Here’s some additional advice we’ve found helps:

  1. Get a workspace - Even if it’s just a portion of a room separated by a sheet. If you don’t have a separate workstation, it can feel like you’re constantly working and never able to recharge. 
  2. Schedule breaks - Remote workers may find that their coworkers lack context about their day and schedule. For example, you may have a 30-minute meeting with one coworker who doesn’t realize you just finished a 2-hour sprint planning meeting. Many studies have shown scheduling breaks can help you be much more productive.
  3. Consider your air - In an office, someone else determines the temperature, humidity, light, etc., so it’s likely not top-of-mind. But in a home office, you’ll need to figure out the indoor climate that’s best for you. Are you closed into a little room, or does your HVAC system circulate air well? I found myself losing steam in the afternoons and after a great deal of investigation, I discovered that it’s because I was working in a room with the door closed all day—my workspace’s oxygen levels were measurably decreasing. I opened the door a crack and everything got better! 
  4. Get a plant - In addition to filtering the air, plants are just—well, nice. It’s great to have something green and vibrant near you as you work. If a plant isn’t your idea of a good time, at least consider investing in an air monitor to make sure your air quality is as ideal as possible.
  5. Be consistent - Working from home has a tendency to let your work bleed into the rest of your life and time. Being predictable about your work schedule is one of the most important things you can do, especially if you live with others. Leaving the office is easier when you have the social cues of everyone else leaving. At home, it might sometimes feel like you’re just trading one screen for another. Consider setting an alarm and make a hard stop for your work efforts so you can be predictable to yourself, your family, and roommates.

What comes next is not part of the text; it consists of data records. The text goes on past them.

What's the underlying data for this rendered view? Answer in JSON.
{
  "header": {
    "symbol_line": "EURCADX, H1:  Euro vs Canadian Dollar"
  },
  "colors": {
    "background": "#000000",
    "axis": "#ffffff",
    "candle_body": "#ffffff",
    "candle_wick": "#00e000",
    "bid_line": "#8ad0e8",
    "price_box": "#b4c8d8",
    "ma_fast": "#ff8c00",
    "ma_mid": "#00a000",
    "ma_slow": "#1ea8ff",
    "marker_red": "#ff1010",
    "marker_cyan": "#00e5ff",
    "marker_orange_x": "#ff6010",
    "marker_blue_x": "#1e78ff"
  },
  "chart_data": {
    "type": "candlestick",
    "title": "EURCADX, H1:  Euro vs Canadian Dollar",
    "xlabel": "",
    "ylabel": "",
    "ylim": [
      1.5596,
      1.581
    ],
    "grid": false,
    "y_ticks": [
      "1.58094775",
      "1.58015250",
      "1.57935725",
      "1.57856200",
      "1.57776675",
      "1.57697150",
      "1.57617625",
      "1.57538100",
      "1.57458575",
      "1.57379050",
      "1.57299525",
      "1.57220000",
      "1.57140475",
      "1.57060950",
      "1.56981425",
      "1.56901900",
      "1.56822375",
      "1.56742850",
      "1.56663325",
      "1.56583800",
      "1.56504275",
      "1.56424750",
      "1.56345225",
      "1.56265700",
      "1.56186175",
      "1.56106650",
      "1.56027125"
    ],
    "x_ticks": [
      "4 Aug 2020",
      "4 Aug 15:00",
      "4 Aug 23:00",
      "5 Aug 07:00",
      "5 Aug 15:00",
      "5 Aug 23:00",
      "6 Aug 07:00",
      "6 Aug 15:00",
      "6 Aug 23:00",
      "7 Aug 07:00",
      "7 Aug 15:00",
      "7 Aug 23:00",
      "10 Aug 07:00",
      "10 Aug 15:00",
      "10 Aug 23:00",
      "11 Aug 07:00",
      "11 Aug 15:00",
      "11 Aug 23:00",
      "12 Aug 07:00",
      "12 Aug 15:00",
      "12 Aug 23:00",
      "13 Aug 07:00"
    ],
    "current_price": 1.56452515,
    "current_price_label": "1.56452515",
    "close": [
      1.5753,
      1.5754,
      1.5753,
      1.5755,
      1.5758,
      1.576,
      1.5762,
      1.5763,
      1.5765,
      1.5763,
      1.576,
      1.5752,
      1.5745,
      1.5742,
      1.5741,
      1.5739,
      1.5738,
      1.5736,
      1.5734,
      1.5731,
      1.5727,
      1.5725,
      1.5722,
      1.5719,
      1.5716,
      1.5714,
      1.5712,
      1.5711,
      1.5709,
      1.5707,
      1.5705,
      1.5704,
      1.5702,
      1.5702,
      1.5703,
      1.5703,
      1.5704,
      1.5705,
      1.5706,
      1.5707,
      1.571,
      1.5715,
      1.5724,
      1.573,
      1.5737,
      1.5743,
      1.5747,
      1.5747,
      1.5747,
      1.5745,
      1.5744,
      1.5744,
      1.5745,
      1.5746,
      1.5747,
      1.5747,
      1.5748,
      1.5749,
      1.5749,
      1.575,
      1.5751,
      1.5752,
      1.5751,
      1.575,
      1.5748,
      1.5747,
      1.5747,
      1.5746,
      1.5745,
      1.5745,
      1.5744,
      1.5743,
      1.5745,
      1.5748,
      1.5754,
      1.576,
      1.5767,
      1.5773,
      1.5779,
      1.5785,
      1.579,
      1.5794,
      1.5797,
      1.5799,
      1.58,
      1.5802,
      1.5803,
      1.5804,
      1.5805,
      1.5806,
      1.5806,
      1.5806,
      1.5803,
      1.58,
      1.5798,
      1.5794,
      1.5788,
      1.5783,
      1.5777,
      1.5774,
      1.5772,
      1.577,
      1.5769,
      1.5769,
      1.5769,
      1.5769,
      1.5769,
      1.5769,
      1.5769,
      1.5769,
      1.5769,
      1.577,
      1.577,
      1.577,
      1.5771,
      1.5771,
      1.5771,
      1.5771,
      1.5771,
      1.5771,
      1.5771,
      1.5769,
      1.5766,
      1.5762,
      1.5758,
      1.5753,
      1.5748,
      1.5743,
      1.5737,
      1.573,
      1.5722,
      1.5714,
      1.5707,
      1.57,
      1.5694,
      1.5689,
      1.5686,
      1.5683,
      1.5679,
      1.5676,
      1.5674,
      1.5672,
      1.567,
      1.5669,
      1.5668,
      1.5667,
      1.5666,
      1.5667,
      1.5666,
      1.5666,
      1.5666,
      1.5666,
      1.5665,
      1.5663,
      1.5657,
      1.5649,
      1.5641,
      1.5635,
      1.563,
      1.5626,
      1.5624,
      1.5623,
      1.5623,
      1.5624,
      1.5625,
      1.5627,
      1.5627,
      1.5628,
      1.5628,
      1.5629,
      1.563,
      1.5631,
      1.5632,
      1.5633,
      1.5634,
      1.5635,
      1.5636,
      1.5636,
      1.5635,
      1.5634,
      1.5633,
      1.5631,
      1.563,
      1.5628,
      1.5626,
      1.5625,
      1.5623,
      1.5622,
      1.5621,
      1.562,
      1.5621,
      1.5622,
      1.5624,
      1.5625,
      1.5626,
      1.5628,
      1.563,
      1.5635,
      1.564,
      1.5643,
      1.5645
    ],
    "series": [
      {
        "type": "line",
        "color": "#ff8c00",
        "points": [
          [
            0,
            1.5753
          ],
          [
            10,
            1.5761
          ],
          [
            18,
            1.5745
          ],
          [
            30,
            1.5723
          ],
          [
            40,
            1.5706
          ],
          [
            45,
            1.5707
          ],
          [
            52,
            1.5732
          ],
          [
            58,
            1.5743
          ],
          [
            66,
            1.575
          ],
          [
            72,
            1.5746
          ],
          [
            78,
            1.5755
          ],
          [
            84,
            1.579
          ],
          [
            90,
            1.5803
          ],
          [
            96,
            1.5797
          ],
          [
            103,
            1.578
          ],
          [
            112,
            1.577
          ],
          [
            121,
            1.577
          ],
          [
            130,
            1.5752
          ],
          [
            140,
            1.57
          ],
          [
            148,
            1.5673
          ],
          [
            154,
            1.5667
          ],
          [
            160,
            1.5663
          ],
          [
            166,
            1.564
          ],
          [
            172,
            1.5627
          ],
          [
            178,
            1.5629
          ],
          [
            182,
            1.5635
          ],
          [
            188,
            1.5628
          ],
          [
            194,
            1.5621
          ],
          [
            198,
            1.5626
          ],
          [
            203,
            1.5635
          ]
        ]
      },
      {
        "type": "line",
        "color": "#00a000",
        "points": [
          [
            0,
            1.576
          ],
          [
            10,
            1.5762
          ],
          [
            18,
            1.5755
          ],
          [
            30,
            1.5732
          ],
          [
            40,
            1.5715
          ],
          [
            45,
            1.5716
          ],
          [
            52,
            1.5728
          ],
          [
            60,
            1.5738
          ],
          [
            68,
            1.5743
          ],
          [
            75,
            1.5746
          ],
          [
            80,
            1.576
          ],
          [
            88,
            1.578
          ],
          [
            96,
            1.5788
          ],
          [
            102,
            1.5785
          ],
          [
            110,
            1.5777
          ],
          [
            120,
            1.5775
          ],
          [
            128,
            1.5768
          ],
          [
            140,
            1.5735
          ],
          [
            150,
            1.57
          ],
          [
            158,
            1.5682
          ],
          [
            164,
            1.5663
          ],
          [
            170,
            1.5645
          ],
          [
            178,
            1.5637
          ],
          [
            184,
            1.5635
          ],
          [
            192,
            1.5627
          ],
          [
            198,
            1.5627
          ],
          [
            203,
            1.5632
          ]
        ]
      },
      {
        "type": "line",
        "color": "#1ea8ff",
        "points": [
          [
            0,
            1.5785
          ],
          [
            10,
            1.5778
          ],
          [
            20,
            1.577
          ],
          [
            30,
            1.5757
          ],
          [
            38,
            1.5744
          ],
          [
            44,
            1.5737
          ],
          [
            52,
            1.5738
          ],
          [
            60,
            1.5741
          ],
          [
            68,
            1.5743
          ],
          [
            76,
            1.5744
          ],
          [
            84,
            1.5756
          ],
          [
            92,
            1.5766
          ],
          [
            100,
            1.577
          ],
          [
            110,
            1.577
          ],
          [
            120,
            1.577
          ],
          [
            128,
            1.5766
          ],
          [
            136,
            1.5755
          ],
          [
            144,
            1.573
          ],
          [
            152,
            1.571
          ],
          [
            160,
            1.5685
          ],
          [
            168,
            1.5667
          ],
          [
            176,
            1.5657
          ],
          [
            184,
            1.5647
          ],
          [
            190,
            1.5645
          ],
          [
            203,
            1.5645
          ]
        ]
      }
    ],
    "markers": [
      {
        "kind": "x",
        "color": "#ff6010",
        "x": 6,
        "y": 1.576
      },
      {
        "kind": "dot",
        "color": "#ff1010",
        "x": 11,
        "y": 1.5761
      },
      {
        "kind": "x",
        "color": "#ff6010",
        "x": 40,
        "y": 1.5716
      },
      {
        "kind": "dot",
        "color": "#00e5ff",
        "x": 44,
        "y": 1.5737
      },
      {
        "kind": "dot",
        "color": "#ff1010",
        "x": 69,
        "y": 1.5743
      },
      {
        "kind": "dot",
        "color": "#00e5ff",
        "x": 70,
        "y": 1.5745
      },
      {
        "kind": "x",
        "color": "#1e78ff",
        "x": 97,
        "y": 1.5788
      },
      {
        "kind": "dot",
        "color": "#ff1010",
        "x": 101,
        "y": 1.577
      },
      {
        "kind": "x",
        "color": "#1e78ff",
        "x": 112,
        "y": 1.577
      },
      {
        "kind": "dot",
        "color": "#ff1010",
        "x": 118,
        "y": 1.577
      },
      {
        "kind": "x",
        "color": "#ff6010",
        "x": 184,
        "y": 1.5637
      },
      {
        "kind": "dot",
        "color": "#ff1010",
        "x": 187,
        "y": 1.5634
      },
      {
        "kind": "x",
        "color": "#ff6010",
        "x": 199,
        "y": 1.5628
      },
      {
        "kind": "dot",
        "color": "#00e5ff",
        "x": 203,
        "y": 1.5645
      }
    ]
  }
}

Make friends

It’s difficult to form close friendships with people when you only talk about business. That’s why we’ve made an intentional point to schedule remote happy hours. Anything you can do to foster friendships will pay off; you’ll have happier employees, less miscommunication, better collaboration, and more inspiration. Investing in people always pays off.

As one final note, most of this advice was formed before the pandemic, before the protests (see our blog post about George Floyd and racial injustice here), before the murder hornets, and before, well, 2020. Now, everyone is quarantined during a frankly frightening continual news cycle, trying to work. It’s a very different situation. People who’ve been working from home for years all agree this time period is very different even for them. Please make sure to give yourself and your coworkers understanding, empathy, and space as we all deal with these frankly hard-to-believe times together.